### Activity:
Note each line of the entries that includes "продаж". Then copy those lines.

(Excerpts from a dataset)
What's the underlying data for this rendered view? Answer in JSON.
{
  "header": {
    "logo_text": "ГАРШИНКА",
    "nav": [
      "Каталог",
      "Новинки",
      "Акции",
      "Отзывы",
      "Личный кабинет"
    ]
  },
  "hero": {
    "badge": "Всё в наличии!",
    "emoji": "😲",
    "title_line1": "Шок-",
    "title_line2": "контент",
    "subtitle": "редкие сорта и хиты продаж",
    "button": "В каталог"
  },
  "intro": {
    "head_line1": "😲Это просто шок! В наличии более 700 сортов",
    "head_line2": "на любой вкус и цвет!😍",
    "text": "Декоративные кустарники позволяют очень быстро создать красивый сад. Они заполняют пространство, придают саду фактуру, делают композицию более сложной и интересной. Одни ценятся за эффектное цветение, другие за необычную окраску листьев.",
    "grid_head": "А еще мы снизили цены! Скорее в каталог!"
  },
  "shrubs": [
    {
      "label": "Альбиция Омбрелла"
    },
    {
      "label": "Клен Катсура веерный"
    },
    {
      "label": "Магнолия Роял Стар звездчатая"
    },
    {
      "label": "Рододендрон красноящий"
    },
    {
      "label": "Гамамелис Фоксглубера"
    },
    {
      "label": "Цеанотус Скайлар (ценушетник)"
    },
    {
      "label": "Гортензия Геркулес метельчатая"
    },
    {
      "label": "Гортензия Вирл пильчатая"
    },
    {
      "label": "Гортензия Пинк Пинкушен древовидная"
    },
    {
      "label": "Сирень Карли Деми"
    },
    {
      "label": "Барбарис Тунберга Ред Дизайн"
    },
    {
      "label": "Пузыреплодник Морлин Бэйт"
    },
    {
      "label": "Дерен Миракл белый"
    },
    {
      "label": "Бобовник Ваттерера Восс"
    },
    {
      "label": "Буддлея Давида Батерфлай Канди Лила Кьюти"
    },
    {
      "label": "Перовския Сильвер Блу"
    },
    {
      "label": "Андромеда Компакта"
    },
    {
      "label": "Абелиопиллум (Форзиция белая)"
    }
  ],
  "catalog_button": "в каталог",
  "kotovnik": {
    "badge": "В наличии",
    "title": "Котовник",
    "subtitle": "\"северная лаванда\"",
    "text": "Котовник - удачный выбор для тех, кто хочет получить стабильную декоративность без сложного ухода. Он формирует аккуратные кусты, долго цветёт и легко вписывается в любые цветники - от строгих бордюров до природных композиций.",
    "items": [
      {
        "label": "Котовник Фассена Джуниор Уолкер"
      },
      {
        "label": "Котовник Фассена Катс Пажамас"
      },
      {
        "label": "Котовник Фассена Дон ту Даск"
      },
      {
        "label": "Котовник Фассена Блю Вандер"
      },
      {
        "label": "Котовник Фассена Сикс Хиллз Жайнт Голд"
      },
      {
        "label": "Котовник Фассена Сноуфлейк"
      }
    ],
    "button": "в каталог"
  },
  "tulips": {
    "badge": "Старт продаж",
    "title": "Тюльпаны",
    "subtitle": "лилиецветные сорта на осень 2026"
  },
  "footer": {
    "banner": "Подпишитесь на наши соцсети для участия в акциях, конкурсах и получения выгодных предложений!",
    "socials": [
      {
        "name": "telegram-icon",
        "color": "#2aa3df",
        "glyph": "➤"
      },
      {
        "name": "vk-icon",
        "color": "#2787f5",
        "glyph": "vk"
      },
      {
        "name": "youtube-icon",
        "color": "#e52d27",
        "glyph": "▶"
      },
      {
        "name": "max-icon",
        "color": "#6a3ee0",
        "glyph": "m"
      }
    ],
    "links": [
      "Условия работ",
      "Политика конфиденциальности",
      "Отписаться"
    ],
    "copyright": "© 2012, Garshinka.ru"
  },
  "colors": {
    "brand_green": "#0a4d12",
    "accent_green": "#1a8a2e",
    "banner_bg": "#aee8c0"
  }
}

### Result:
    "subtitle": "редкие сорта и хиты продаж",
    "badge": "Старт продаж",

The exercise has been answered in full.